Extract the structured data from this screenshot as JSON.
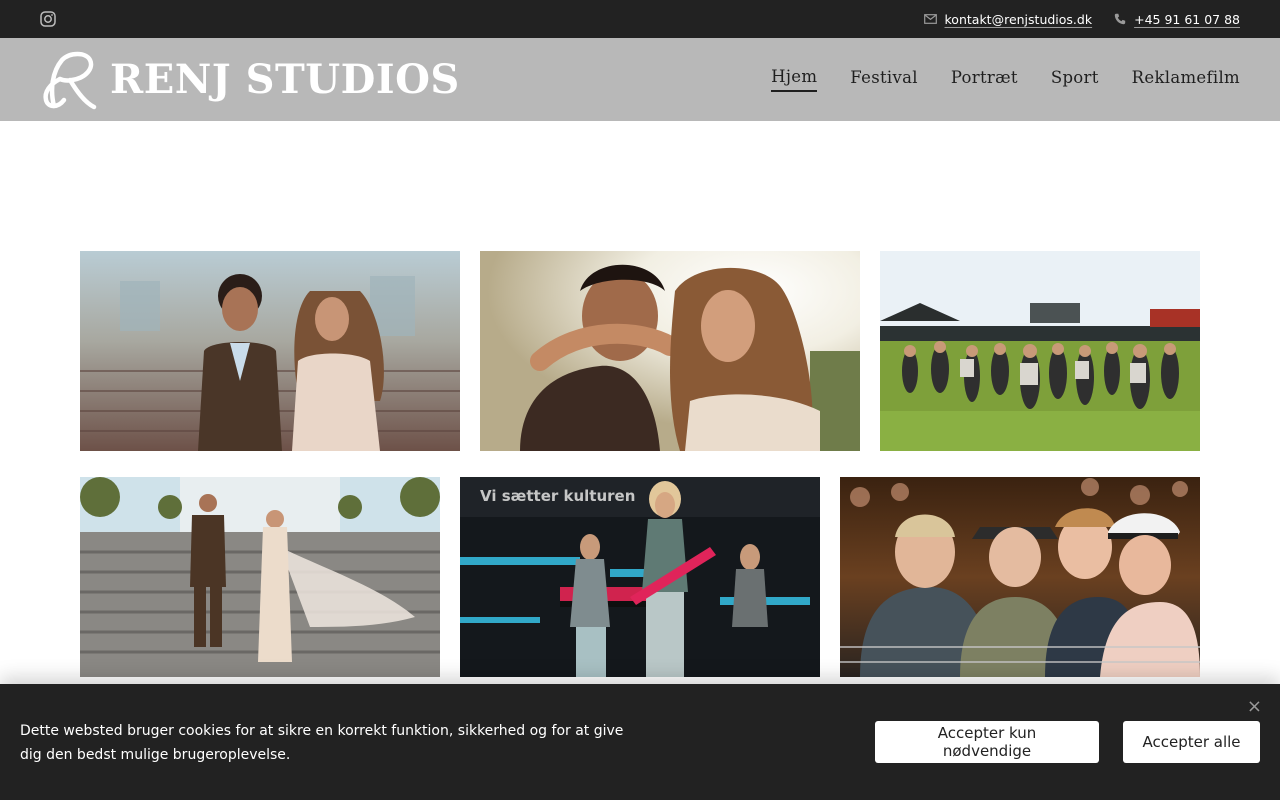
{
  "topbar": {
    "email": "kontakt@renjstudios.dk",
    "phone": "+45 91 61 07 88"
  },
  "header": {
    "brand": "RENJ STUDIOS",
    "nav": [
      {
        "label": "Hjem",
        "active": true
      },
      {
        "label": "Festival",
        "active": false
      },
      {
        "label": "Portræt",
        "active": false
      },
      {
        "label": "Sport",
        "active": false
      },
      {
        "label": "Reklamefilm",
        "active": false
      }
    ]
  },
  "gallery": {
    "photos": [
      "wedding-couple-stairs",
      "wedding-couple-embrace",
      "festival-crowd-field",
      "wedding-couple-veil",
      "band-on-stage",
      "festival-crowd-cheering"
    ],
    "stage_banner_text": "Vi sætter kulturen"
  },
  "cookie_banner": {
    "message": "Dette websted bruger cookies for at sikre en korrekt funktion, sikkerhed og for at give dig den bedst mulige brugeroplevelse.",
    "btn_necessary": "Accepter kun nødvendige",
    "btn_all": "Accepter alle",
    "close": "×"
  },
  "colors": {
    "topbar": "#222222",
    "header": "#b8b8b8",
    "cookie_bg": "#222222"
  }
}
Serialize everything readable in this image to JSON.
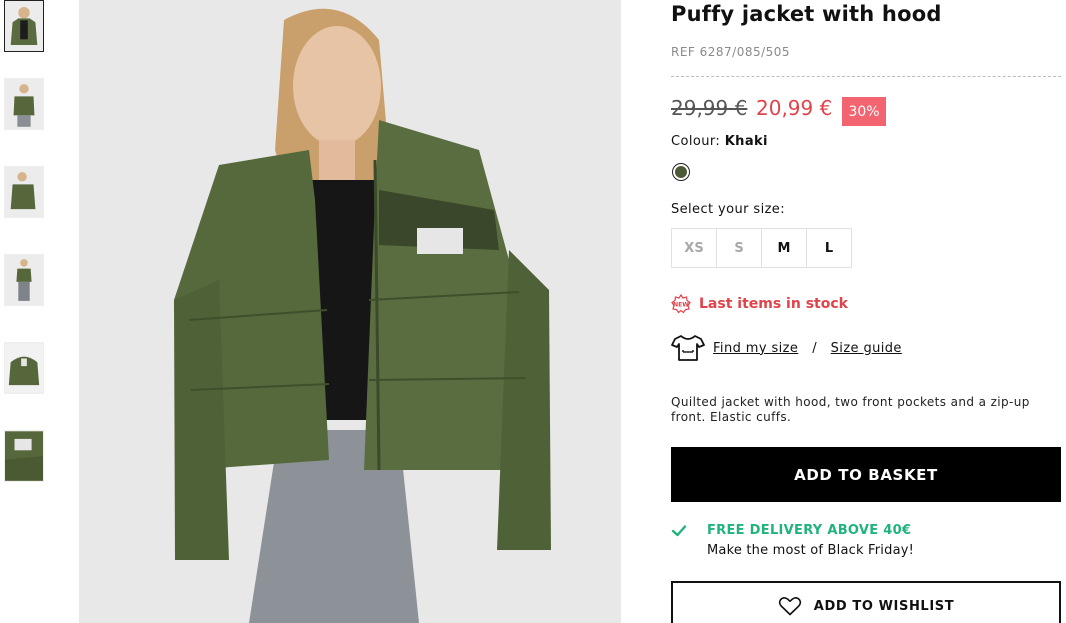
{
  "product": {
    "title": "Puffy jacket with hood",
    "ref": "REF 6287/085/505",
    "price_old": "29,99 €",
    "price_new": "20,99 €",
    "discount": "30%",
    "colour_label": "Colour:",
    "colour_value": "Khaki",
    "size_label": "Select your size:",
    "sizes": [
      {
        "label": "XS",
        "available": false
      },
      {
        "label": "S",
        "available": false
      },
      {
        "label": "M",
        "available": true
      },
      {
        "label": "L",
        "available": true
      }
    ],
    "stock_text": "Last items in stock",
    "find_my_size": "Find my size",
    "separator": "/",
    "size_guide": "Size guide",
    "description": "Quilted jacket with hood, two front pockets and a zip-up front. Elastic cuffs.",
    "add_to_basket": "ADD TO BASKET",
    "delivery_title": "FREE DELIVERY ABOVE 40€",
    "delivery_subtitle": "Make the most of Black Friday!",
    "wishlist": "ADD TO WISHLIST"
  },
  "gallery": {
    "thumbnail_count": 6,
    "active_index": 0
  },
  "colors": {
    "accent_red": "#e0434a",
    "discount_bg": "#f16470",
    "delivery_green": "#21b37c",
    "jacket_khaki": "#4c5a36"
  },
  "icons": [
    "new-badge-icon",
    "tshirt-icon",
    "check-icon",
    "heart-icon"
  ]
}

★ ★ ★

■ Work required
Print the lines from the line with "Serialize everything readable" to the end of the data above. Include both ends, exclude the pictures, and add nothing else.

■ Response
Serialize everything readable in this image to JSON.
{
  "product": {
    "title": "Puffy jacket with hood",
    "ref": "REF 6287/085/505",
    "price_old": "29,99 €",
    "price_new": "20,99 €",
    "discount": "30%",
    "colour_label": "Colour:",
    "colour_value": "Khaki",
    "size_label": "Select your size:",
    "sizes": [
      {
        "label": "XS",
        "available": false
      },
      {
        "label": "S",
        "available": false
      },
      {
        "label": "M",
        "available": true
      },
      {
        "label": "L",
        "available": true
      }
    ],
    "stock_text": "Last items in stock",
    "find_my_size": "Find my size",
    "separator": "/",
    "size_guide": "Size guide",
    "description": "Quilted jacket with hood, two front pockets and a zip-up front. Elastic cuffs.",
    "add_to_basket": "ADD TO BASKET",
    "delivery_title": "FREE DELIVERY ABOVE 40€",
    "delivery_subtitle": "Make the most of Black Friday!",
    "wishlist": "ADD TO WISHLIST"
  },
  "gallery": {
    "thumbnail_count": 6,
    "active_index": 0
  },
  "colors": {
    "accent_red": "#e0434a",
    "discount_bg": "#f16470",
    "delivery_green": "#21b37c",
    "jacket_khaki": "#4c5a36"
  },
  "icons": [
    "new-badge-icon",
    "tshirt-icon",
    "check-icon",
    "heart-icon"
  ]
}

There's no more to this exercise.